- EXERCISE PROMPT
Copy the data that follows exactly as it is, excluding all pictures.

Page and application data records:
* * * * * * * * *

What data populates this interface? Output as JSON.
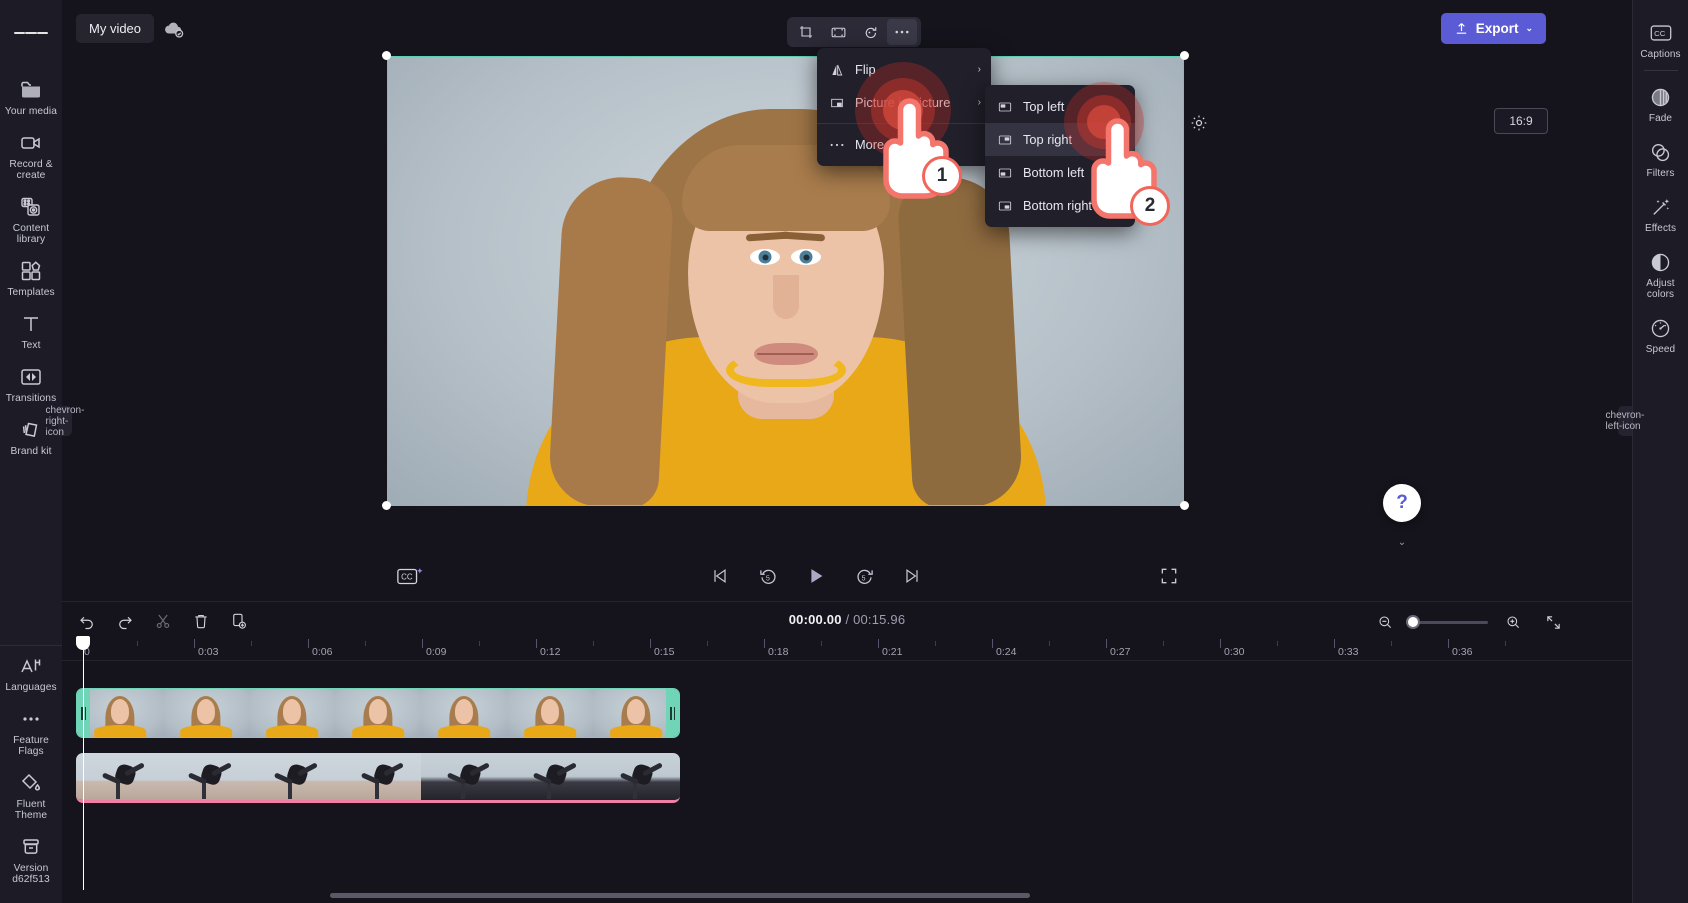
{
  "app": {
    "accent": "#5b5bd6",
    "selection_color": "#6fd5b6",
    "bg": "#15141c"
  },
  "topbar": {
    "project_name": "My video",
    "cloud_icon": "cloud-saved-icon",
    "export_label": "Export",
    "export_caret": "⌄",
    "menu_icon": "hamburger-icon"
  },
  "left_rail": {
    "items": [
      {
        "label": "Your media",
        "icon": "folder-icon"
      },
      {
        "label": "Record & create",
        "icon": "video-camera-icon"
      },
      {
        "label": "Content library",
        "icon": "content-library-icon"
      },
      {
        "label": "Templates",
        "icon": "templates-icon"
      },
      {
        "label": "Text",
        "icon": "text-icon"
      },
      {
        "label": "Transitions",
        "icon": "transitions-icon"
      },
      {
        "label": "Brand kit",
        "icon": "brand-kit-icon"
      }
    ],
    "bottom_items": [
      {
        "label": "Languages",
        "icon": "languages-icon"
      },
      {
        "label": "Feature Flags",
        "icon": "ellipsis-icon"
      },
      {
        "label": "Fluent Theme",
        "icon": "paint-bucket-icon"
      },
      {
        "label": "Version d62f513",
        "icon": "archive-box-icon"
      }
    ],
    "collapse_icon": "chevron-right-icon"
  },
  "right_rail": {
    "items": [
      {
        "label": "Captions",
        "icon": "closed-captions-icon"
      },
      {
        "label": "Fade",
        "icon": "fade-icon"
      },
      {
        "label": "Filters",
        "icon": "filters-icon"
      },
      {
        "label": "Effects",
        "icon": "magic-wand-icon"
      },
      {
        "label": "Adjust colors",
        "icon": "contrast-icon"
      },
      {
        "label": "Speed",
        "icon": "speedometer-icon"
      }
    ],
    "collapse_icon": "chevron-left-icon"
  },
  "stage": {
    "aspect_ratio": "16:9",
    "gear_icon": "gear-icon",
    "handles": [
      "top-left",
      "top-right",
      "bottom-left",
      "bottom-right"
    ]
  },
  "float_toolbar": {
    "buttons": [
      {
        "name": "crop-button",
        "icon": "crop-icon",
        "active": false
      },
      {
        "name": "fit-fill-button",
        "icon": "fit-frame-icon",
        "active": false
      },
      {
        "name": "rotate-button",
        "icon": "rotate-icon",
        "active": false
      },
      {
        "name": "more-options-button",
        "icon": "ellipsis-icon",
        "active": true
      }
    ]
  },
  "context_menu": {
    "items": [
      {
        "label": "Flip",
        "icon": "flip-icon",
        "has_submenu": true,
        "arrow": "›"
      },
      {
        "label": "Picture in picture",
        "icon": "picture-in-picture-icon",
        "has_submenu": true,
        "arrow": "›"
      },
      {
        "label": "More options",
        "icon": "ellipsis-icon",
        "has_submenu": false,
        "arrow": ""
      }
    ]
  },
  "submenu": {
    "items": [
      {
        "label": "Top left",
        "icon": "pip-top-left-icon",
        "selected": false
      },
      {
        "label": "Top right",
        "icon": "pip-top-right-icon",
        "selected": true
      },
      {
        "label": "Bottom left",
        "icon": "pip-bottom-left-icon",
        "selected": false
      },
      {
        "label": "Bottom right",
        "icon": "pip-bottom-right-icon",
        "selected": false
      }
    ]
  },
  "annotations": {
    "steps": [
      {
        "number": "1",
        "target": "Picture in picture"
      },
      {
        "number": "2",
        "target": "Top right"
      }
    ]
  },
  "player": {
    "cc_icon": "auto-captions-icon",
    "controls": [
      {
        "name": "skip-to-start-button",
        "icon": "skip-start-icon"
      },
      {
        "name": "rewind-5-button",
        "icon": "rewind-5-icon"
      },
      {
        "name": "play-button",
        "icon": "play-icon"
      },
      {
        "name": "forward-5-button",
        "icon": "forward-5-icon"
      },
      {
        "name": "skip-to-end-button",
        "icon": "skip-end-icon"
      }
    ],
    "fullscreen_icon": "fullscreen-icon",
    "help_label": "?"
  },
  "timeline": {
    "tools": [
      {
        "name": "undo-button",
        "icon": "undo-icon",
        "enabled": true
      },
      {
        "name": "redo-button",
        "icon": "redo-icon",
        "enabled": true
      },
      {
        "name": "split-button",
        "icon": "scissors-icon",
        "enabled": false
      },
      {
        "name": "delete-button",
        "icon": "trash-icon",
        "enabled": true
      },
      {
        "name": "duplicate-button",
        "icon": "duplicate-icon",
        "enabled": true
      }
    ],
    "current_time": "00:00.00",
    "total_time": "/ 00:15.96",
    "zoom_out_icon": "zoom-out-icon",
    "zoom_in_icon": "zoom-in-icon",
    "fit-timeline_icon": "fit-timeline-icon",
    "ruler_labels": [
      "0",
      "0:03",
      "0:06",
      "0:09",
      "0:12",
      "0:15",
      "0:18",
      "0:21",
      "0:24",
      "0:27",
      "0:30",
      "0:33",
      "0:36"
    ],
    "ruler_seconds_per_label": 3,
    "pixels_per_label": 114,
    "tracks": [
      {
        "name": "video-track",
        "clip_name": "portrait-clip",
        "selected": true,
        "thumbnails": 7
      },
      {
        "name": "overlay-track",
        "clip_name": "gymnast-clip",
        "selected": false,
        "thumbnails": 7
      }
    ]
  }
}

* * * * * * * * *

- ANSWER FOR THIS EXERCISE
What data populates this interface? Output as JSON.
{
  "app": {
    "accent": "#5b5bd6",
    "selection_color": "#6fd5b6",
    "bg": "#15141c"
  },
  "topbar": {
    "project_name": "My video",
    "cloud_icon": "cloud-saved-icon",
    "export_label": "Export",
    "export_caret": "⌄",
    "menu_icon": "hamburger-icon"
  },
  "left_rail": {
    "items": [
      {
        "label": "Your media",
        "icon": "folder-icon"
      },
      {
        "label": "Record & create",
        "icon": "video-camera-icon"
      },
      {
        "label": "Content library",
        "icon": "content-library-icon"
      },
      {
        "label": "Templates",
        "icon": "templates-icon"
      },
      {
        "label": "Text",
        "icon": "text-icon"
      },
      {
        "label": "Transitions",
        "icon": "transitions-icon"
      },
      {
        "label": "Brand kit",
        "icon": "brand-kit-icon"
      }
    ],
    "bottom_items": [
      {
        "label": "Languages",
        "icon": "languages-icon"
      },
      {
        "label": "Feature Flags",
        "icon": "ellipsis-icon"
      },
      {
        "label": "Fluent Theme",
        "icon": "paint-bucket-icon"
      },
      {
        "label": "Version d62f513",
        "icon": "archive-box-icon"
      }
    ],
    "collapse_icon": "chevron-right-icon"
  },
  "right_rail": {
    "items": [
      {
        "label": "Captions",
        "icon": "closed-captions-icon"
      },
      {
        "label": "Fade",
        "icon": "fade-icon"
      },
      {
        "label": "Filters",
        "icon": "filters-icon"
      },
      {
        "label": "Effects",
        "icon": "magic-wand-icon"
      },
      {
        "label": "Adjust colors",
        "icon": "contrast-icon"
      },
      {
        "label": "Speed",
        "icon": "speedometer-icon"
      }
    ],
    "collapse_icon": "chevron-left-icon"
  },
  "stage": {
    "aspect_ratio": "16:9",
    "gear_icon": "gear-icon",
    "handles": [
      "top-left",
      "top-right",
      "bottom-left",
      "bottom-right"
    ]
  },
  "float_toolbar": {
    "buttons": [
      {
        "name": "crop-button",
        "icon": "crop-icon",
        "active": false
      },
      {
        "name": "fit-fill-button",
        "icon": "fit-frame-icon",
        "active": false
      },
      {
        "name": "rotate-button",
        "icon": "rotate-icon",
        "active": false
      },
      {
        "name": "more-options-button",
        "icon": "ellipsis-icon",
        "active": true
      }
    ]
  },
  "context_menu": {
    "items": [
      {
        "label": "Flip",
        "icon": "flip-icon",
        "has_submenu": true,
        "arrow": "›"
      },
      {
        "label": "Picture in picture",
        "icon": "picture-in-picture-icon",
        "has_submenu": true,
        "arrow": "›"
      },
      {
        "label": "More options",
        "icon": "ellipsis-icon",
        "has_submenu": false,
        "arrow": ""
      }
    ]
  },
  "submenu": {
    "items": [
      {
        "label": "Top left",
        "icon": "pip-top-left-icon",
        "selected": false
      },
      {
        "label": "Top right",
        "icon": "pip-top-right-icon",
        "selected": true
      },
      {
        "label": "Bottom left",
        "icon": "pip-bottom-left-icon",
        "selected": false
      },
      {
        "label": "Bottom right",
        "icon": "pip-bottom-right-icon",
        "selected": false
      }
    ]
  },
  "annotations": {
    "steps": [
      {
        "number": "1",
        "target": "Picture in picture"
      },
      {
        "number": "2",
        "target": "Top right"
      }
    ]
  },
  "player": {
    "cc_icon": "auto-captions-icon",
    "controls": [
      {
        "name": "skip-to-start-button",
        "icon": "skip-start-icon"
      },
      {
        "name": "rewind-5-button",
        "icon": "rewind-5-icon"
      },
      {
        "name": "play-button",
        "icon": "play-icon"
      },
      {
        "name": "forward-5-button",
        "icon": "forward-5-icon"
      },
      {
        "name": "skip-to-end-button",
        "icon": "skip-end-icon"
      }
    ],
    "fullscreen_icon": "fullscreen-icon",
    "help_label": "?"
  },
  "timeline": {
    "tools": [
      {
        "name": "undo-button",
        "icon": "undo-icon",
        "enabled": true
      },
      {
        "name": "redo-button",
        "icon": "redo-icon",
        "enabled": true
      },
      {
        "name": "split-button",
        "icon": "scissors-icon",
        "enabled": false
      },
      {
        "name": "delete-button",
        "icon": "trash-icon",
        "enabled": true
      },
      {
        "name": "duplicate-button",
        "icon": "duplicate-icon",
        "enabled": true
      }
    ],
    "current_time": "00:00.00",
    "total_time": "/ 00:15.96",
    "zoom_out_icon": "zoom-out-icon",
    "zoom_in_icon": "zoom-in-icon",
    "fit-timeline_icon": "fit-timeline-icon",
    "ruler_labels": [
      "0",
      "0:03",
      "0:06",
      "0:09",
      "0:12",
      "0:15",
      "0:18",
      "0:21",
      "0:24",
      "0:27",
      "0:30",
      "0:33",
      "0:36"
    ],
    "ruler_seconds_per_label": 3,
    "pixels_per_label": 114,
    "tracks": [
      {
        "name": "video-track",
        "clip_name": "portrait-clip",
        "selected": true,
        "thumbnails": 7
      },
      {
        "name": "overlay-track",
        "clip_name": "gymnast-clip",
        "selected": false,
        "thumbnails": 7
      }
    ]
  }
}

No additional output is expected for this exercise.